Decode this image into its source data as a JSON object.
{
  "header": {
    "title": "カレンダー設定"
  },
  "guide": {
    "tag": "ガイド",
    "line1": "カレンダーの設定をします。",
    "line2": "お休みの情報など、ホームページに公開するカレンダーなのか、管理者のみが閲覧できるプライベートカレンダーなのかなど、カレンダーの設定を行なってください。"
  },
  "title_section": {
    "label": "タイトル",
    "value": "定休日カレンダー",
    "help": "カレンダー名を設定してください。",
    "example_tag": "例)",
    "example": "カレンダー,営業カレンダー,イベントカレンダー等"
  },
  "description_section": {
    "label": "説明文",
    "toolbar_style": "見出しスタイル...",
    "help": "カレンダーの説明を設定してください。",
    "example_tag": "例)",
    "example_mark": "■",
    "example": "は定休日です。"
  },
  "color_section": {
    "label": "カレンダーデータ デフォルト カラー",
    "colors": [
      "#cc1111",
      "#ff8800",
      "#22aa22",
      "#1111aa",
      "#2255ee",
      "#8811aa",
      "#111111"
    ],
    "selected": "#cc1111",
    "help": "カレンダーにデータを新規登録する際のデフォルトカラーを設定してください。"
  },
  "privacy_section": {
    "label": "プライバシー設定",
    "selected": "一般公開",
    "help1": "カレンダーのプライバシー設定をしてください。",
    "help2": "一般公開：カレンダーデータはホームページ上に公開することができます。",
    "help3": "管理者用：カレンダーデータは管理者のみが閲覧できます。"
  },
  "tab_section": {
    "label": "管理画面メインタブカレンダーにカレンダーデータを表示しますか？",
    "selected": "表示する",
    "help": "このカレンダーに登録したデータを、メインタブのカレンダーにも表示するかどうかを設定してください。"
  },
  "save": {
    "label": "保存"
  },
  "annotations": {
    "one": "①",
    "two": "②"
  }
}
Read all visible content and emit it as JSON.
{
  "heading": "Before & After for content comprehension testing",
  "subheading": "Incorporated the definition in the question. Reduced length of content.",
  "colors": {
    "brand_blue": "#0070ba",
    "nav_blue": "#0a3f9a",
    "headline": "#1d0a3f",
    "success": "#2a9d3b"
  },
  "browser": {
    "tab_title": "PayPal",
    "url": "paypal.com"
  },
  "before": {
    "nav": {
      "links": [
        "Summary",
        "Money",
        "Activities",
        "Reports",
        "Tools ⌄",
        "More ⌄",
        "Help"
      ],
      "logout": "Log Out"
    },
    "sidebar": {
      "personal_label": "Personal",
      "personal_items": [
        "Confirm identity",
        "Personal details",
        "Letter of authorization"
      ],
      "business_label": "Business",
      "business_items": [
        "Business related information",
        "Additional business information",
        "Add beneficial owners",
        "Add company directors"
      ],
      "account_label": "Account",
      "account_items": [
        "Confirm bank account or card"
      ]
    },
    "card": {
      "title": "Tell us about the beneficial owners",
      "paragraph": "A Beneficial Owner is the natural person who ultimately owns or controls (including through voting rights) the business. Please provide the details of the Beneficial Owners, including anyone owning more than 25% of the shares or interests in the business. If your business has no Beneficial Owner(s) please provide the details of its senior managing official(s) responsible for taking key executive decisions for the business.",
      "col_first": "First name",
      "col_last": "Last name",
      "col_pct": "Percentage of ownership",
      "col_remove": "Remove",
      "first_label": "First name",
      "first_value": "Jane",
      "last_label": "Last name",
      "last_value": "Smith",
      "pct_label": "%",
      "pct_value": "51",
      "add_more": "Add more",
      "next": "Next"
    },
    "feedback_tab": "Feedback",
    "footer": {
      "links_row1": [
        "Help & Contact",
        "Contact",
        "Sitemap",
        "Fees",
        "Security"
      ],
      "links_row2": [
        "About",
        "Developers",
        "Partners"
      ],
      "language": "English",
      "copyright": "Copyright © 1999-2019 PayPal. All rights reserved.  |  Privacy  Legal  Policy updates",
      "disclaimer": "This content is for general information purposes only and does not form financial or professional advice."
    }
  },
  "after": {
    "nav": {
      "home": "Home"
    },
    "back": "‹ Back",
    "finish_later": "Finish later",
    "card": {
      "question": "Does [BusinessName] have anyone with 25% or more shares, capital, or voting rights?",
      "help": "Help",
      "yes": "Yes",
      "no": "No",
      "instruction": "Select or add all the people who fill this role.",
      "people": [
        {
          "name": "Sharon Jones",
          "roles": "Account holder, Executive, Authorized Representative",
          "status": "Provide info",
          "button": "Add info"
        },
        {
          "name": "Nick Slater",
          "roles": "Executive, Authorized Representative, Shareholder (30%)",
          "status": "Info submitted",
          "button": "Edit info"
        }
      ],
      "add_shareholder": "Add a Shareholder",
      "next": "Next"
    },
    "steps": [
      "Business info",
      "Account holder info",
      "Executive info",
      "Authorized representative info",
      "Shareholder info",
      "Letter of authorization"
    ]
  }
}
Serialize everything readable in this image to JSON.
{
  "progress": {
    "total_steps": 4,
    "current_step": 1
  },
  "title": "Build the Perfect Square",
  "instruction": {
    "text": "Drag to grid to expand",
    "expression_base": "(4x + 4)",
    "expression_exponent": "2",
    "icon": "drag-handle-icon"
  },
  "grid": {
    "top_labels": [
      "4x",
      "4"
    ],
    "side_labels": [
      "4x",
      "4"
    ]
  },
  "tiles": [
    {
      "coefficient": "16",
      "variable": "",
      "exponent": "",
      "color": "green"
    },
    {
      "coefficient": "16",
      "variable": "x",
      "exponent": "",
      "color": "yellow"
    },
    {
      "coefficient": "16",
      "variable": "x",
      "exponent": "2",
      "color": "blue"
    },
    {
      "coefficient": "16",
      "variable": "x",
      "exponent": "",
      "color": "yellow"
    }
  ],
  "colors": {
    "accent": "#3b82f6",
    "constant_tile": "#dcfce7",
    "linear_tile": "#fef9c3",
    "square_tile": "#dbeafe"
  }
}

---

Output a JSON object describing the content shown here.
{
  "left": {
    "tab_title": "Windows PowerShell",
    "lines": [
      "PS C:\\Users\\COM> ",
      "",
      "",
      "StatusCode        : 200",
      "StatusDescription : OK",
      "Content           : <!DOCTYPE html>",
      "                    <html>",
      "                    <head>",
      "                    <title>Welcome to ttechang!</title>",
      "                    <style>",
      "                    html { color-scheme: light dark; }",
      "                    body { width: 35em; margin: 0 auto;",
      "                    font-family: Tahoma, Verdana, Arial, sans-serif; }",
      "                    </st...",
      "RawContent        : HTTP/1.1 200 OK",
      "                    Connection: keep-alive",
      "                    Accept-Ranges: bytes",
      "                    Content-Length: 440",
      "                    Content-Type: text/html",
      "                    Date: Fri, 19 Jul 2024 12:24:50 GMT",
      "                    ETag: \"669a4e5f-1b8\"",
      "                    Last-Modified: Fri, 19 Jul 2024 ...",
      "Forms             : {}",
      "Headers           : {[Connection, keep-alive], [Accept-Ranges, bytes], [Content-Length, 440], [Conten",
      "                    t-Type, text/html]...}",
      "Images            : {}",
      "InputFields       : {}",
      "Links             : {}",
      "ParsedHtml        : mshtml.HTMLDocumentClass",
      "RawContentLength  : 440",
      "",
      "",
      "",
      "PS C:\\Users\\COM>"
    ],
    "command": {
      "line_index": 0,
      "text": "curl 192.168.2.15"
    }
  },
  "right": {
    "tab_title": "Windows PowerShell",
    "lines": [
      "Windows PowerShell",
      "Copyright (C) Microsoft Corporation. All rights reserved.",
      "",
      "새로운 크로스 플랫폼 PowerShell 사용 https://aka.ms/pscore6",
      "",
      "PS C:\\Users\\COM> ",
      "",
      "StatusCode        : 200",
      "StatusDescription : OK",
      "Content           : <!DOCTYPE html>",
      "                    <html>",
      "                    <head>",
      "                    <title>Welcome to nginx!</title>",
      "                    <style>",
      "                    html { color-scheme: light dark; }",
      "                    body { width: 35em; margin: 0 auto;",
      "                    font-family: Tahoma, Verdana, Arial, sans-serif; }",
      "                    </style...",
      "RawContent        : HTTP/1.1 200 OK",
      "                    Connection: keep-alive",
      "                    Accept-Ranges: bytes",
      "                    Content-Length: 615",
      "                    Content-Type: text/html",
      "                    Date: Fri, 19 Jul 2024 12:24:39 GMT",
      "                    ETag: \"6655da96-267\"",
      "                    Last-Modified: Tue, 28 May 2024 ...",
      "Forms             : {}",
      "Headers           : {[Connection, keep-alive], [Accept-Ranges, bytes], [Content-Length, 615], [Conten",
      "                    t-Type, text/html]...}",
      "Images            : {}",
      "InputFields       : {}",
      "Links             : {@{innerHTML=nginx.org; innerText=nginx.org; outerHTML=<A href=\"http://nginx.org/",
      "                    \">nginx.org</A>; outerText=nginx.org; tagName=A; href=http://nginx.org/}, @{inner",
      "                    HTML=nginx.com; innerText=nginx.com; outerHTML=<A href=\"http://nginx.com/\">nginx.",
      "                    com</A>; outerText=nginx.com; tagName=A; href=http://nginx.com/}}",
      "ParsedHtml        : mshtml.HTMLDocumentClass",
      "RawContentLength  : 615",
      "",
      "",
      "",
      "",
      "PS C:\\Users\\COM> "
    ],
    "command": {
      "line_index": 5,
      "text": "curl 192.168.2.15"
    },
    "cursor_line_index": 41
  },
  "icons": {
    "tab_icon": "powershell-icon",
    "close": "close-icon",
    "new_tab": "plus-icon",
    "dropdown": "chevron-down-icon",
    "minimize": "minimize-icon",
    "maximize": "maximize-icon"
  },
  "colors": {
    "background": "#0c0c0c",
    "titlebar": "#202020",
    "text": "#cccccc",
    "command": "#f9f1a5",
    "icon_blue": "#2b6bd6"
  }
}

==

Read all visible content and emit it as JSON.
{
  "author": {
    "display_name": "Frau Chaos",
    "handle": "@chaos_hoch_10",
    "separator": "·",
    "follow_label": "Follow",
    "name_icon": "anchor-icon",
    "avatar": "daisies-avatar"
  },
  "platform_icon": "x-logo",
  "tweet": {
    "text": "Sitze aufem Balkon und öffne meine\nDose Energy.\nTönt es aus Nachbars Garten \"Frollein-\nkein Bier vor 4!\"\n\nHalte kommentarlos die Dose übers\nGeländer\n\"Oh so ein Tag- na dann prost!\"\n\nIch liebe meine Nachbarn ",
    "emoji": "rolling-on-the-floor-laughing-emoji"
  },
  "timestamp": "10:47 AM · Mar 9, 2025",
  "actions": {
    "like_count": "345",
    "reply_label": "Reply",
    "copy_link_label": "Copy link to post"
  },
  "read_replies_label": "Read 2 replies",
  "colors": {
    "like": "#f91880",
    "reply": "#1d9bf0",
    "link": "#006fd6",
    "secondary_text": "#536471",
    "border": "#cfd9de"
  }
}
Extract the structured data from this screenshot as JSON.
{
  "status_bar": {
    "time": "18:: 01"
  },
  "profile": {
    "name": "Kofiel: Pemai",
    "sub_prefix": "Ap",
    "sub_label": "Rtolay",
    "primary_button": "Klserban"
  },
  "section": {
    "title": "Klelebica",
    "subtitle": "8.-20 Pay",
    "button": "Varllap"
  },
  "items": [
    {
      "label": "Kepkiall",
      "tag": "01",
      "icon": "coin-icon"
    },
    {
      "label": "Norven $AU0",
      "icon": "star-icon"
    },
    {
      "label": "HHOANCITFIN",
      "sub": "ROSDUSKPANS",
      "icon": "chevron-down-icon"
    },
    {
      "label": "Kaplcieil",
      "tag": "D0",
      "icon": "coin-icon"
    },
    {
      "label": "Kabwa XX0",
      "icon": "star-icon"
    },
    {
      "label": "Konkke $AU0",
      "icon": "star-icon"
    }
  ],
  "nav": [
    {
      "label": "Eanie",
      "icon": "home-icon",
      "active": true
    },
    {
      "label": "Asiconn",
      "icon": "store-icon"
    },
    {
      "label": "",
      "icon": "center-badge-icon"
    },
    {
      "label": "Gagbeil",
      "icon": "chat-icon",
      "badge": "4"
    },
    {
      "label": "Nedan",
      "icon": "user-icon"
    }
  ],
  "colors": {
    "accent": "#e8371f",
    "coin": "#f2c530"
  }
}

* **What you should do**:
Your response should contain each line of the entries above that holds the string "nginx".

* **Problem solution**:
      "                    <title>Welcome to nginx!</title>",
      "Links             : {@{innerHTML=nginx.org; innerText=nginx.org; outerHTML=<A href=\"http://nginx.org/",
      "                    \">nginx.org</A>; outerText=nginx.org; tagName=A; href=http://nginx.org/}, @{inner",
      "                    HTML=nginx.com; innerText=nginx.com; outerHTML=<A href=\"http://nginx.com/\">nginx.",
      "                    com</A>; outerText=nginx.com; tagName=A; href=http://nginx.com/}}",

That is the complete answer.